* **TASK REQUIREMENTS**: Find every line in the records below that holds the word "true" and copy it.
--
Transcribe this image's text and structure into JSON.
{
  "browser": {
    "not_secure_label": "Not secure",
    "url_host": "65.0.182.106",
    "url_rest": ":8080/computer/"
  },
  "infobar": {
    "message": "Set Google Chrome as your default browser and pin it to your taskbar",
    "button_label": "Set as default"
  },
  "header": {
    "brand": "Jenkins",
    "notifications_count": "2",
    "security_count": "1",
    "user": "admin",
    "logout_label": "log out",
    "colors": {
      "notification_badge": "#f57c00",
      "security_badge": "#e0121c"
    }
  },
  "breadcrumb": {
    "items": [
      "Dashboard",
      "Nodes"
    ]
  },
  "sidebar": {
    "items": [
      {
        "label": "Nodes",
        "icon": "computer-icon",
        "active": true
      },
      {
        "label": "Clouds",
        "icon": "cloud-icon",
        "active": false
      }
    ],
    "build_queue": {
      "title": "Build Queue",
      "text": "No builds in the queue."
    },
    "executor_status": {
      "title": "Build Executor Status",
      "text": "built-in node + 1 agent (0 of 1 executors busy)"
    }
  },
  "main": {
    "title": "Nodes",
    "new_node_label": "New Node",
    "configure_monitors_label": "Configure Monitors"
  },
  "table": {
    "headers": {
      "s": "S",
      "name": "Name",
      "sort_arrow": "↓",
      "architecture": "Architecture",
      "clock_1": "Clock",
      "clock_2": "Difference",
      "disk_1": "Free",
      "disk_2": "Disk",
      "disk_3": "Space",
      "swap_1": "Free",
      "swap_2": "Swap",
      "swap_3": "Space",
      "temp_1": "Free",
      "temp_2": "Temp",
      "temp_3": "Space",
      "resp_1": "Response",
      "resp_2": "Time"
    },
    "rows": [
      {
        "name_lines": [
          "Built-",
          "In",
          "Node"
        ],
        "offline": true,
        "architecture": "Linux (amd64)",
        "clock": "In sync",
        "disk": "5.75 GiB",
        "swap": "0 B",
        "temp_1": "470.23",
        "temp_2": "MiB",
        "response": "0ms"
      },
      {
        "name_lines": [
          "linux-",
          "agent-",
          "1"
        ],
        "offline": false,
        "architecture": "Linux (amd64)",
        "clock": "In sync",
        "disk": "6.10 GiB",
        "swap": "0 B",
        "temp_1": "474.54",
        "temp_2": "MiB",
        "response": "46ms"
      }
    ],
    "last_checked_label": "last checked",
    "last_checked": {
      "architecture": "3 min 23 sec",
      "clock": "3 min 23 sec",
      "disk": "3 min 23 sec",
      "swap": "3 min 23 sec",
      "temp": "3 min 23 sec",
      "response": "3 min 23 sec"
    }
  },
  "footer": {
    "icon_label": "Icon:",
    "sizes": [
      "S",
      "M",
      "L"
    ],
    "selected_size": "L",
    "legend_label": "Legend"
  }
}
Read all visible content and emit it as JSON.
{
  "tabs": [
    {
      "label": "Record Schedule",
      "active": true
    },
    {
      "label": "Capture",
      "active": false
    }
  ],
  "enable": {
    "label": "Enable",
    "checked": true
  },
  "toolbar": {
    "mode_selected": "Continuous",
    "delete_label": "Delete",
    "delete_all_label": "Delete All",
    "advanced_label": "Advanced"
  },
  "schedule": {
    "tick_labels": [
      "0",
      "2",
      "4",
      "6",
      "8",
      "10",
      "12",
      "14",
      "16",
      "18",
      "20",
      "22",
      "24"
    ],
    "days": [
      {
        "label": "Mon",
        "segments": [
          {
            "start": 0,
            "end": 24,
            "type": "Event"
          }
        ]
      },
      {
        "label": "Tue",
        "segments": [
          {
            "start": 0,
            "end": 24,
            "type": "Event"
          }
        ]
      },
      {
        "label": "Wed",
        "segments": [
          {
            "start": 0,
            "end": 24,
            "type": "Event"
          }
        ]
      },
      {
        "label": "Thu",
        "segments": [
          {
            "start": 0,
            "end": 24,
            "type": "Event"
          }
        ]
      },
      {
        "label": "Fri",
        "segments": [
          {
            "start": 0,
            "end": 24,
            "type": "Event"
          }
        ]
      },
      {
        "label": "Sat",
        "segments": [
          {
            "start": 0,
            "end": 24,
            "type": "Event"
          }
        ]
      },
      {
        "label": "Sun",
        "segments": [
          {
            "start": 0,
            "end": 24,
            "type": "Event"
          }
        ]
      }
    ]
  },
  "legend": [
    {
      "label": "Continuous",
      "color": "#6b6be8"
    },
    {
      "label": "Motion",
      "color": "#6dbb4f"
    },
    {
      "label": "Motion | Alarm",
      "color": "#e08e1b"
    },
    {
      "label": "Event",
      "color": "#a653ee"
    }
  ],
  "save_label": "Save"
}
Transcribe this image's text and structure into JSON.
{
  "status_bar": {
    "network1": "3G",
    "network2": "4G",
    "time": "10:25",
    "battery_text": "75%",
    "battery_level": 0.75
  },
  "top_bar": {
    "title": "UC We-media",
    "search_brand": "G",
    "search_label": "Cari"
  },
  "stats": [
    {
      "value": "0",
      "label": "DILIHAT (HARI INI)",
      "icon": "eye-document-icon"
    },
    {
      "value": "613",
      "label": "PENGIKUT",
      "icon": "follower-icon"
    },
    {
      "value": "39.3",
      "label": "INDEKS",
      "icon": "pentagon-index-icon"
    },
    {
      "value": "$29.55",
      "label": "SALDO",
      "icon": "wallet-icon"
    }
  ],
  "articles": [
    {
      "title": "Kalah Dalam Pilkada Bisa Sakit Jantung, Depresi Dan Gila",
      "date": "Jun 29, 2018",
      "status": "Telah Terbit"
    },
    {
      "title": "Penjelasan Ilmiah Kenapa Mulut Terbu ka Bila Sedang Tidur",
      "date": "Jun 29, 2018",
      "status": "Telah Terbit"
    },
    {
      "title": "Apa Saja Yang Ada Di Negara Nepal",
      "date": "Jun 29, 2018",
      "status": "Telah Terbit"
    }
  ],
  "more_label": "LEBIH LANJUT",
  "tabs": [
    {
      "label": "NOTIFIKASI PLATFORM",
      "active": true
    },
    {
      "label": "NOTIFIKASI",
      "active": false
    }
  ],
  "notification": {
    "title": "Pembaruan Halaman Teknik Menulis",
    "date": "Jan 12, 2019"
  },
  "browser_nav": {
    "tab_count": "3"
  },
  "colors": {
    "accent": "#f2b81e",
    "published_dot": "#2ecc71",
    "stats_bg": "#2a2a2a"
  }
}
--
* **ANSWER BELOW**:
        "active": true
        "offline": true,
      "active": true
    "checked": true
      "active": true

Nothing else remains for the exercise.